Aim of the task
Find "Extract the structured" in the entries below; copy that line through the last, exactly, with no pictures.

================

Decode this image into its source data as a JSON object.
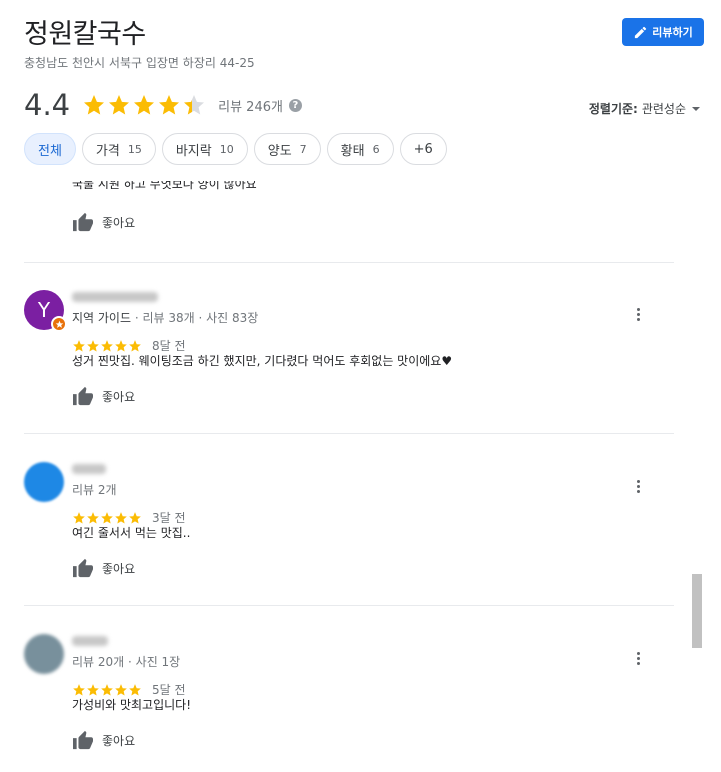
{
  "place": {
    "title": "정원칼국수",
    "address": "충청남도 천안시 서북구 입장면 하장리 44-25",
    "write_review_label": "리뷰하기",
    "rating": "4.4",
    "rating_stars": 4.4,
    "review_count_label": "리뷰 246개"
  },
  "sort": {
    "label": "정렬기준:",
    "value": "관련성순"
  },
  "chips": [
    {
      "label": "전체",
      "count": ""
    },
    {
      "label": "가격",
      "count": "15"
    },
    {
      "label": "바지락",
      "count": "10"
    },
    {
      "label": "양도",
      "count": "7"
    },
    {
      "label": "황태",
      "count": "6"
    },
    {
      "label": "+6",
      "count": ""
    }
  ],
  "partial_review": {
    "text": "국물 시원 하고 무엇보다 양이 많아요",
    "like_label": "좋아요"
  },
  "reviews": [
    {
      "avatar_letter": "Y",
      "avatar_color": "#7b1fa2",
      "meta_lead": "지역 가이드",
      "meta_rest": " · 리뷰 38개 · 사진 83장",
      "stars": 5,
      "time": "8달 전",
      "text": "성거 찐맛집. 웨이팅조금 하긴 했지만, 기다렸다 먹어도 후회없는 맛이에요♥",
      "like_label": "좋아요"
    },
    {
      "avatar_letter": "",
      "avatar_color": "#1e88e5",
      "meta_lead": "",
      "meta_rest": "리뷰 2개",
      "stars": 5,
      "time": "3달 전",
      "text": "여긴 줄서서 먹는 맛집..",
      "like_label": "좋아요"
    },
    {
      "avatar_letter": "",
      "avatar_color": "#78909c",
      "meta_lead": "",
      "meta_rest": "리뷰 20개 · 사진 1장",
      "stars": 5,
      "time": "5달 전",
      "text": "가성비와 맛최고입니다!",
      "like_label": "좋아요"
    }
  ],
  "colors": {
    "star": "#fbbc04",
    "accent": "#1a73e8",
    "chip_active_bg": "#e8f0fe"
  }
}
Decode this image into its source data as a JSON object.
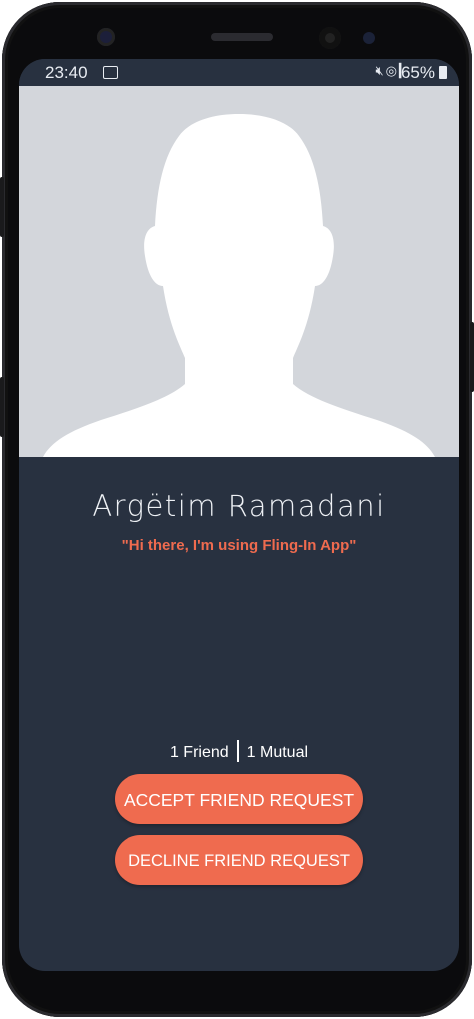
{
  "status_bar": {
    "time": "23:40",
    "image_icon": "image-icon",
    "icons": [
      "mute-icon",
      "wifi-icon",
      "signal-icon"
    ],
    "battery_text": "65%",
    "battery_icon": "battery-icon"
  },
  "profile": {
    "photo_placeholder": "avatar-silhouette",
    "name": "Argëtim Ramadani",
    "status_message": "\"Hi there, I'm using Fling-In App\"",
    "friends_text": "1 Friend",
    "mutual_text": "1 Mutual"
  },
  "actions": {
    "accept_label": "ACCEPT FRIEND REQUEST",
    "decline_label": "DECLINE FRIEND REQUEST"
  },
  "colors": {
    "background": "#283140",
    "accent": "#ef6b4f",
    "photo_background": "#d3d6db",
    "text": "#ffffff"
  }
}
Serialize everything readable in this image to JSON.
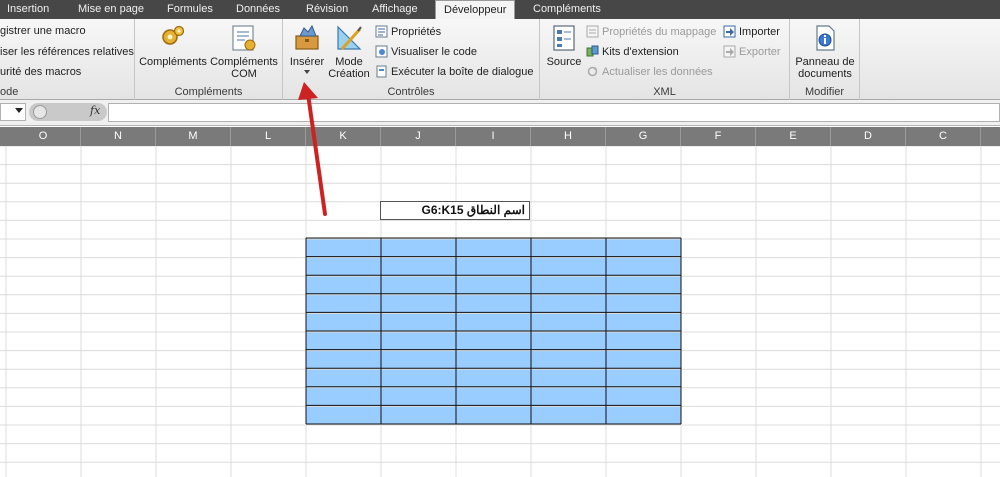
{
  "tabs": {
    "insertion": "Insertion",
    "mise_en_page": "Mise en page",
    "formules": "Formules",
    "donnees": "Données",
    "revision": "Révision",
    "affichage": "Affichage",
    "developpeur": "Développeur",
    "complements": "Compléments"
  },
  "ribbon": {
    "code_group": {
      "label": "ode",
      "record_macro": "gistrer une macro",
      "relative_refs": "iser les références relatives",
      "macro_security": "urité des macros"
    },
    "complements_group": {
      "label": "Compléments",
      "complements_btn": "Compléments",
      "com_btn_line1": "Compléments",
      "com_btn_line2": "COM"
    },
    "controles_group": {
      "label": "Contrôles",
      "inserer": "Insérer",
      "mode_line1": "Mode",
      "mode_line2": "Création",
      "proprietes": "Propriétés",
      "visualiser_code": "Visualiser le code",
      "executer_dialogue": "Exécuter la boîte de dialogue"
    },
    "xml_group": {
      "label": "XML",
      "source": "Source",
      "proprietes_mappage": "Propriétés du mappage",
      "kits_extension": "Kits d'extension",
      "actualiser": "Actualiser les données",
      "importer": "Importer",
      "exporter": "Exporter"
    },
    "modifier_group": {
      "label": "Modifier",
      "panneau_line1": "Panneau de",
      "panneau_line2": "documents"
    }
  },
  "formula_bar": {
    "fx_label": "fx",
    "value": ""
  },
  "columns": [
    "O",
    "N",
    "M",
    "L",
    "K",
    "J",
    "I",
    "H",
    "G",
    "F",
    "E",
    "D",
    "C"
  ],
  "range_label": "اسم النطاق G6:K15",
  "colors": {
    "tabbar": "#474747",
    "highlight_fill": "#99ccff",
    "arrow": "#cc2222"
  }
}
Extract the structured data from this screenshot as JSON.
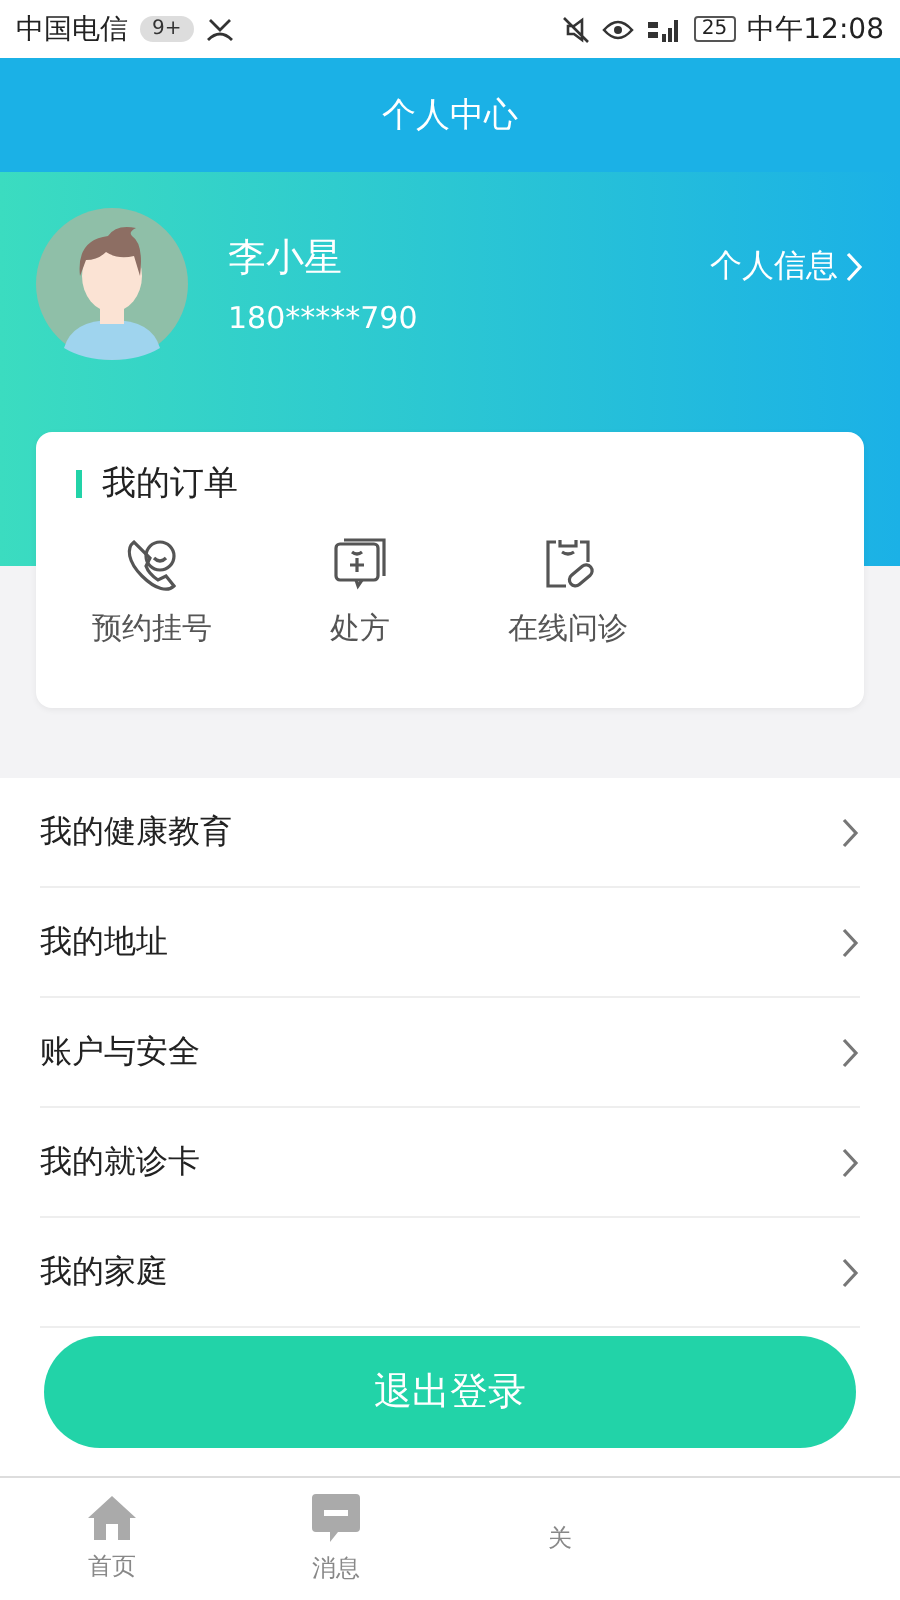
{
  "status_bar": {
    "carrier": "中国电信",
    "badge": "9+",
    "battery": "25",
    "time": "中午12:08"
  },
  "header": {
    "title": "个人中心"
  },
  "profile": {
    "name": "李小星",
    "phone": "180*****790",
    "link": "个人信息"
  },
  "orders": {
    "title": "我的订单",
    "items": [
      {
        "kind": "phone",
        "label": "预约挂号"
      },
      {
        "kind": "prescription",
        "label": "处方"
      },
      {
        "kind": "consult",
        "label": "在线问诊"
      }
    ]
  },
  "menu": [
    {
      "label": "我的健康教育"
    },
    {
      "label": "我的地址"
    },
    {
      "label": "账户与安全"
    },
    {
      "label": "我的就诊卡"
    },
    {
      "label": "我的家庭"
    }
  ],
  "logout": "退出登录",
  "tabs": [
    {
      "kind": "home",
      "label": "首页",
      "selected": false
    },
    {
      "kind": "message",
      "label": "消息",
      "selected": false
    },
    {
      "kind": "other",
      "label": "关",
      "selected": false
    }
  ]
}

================

Exercise response
Extract the structured data from this screenshot as JSON.
{
  "status_bar": {
    "carrier": "中国电信",
    "badge": "9+",
    "battery": "25",
    "time": "中午12:08"
  },
  "header": {
    "title": "个人中心"
  },
  "profile": {
    "name": "李小星",
    "phone": "180*****790",
    "link": "个人信息"
  },
  "orders": {
    "title": "我的订单",
    "items": [
      {
        "kind": "phone",
        "label": "预约挂号"
      },
      {
        "kind": "prescription",
        "label": "处方"
      },
      {
        "kind": "consult",
        "label": "在线问诊"
      }
    ]
  },
  "menu": [
    {
      "label": "我的健康教育"
    },
    {
      "label": "我的地址"
    },
    {
      "label": "账户与安全"
    },
    {
      "label": "我的就诊卡"
    },
    {
      "label": "我的家庭"
    }
  ],
  "logout": "退出登录",
  "tabs": [
    {
      "kind": "home",
      "label": "首页",
      "selected": false
    },
    {
      "kind": "message",
      "label": "消息",
      "selected": false
    },
    {
      "kind": "other",
      "label": "关",
      "selected": false
    }
  ]
}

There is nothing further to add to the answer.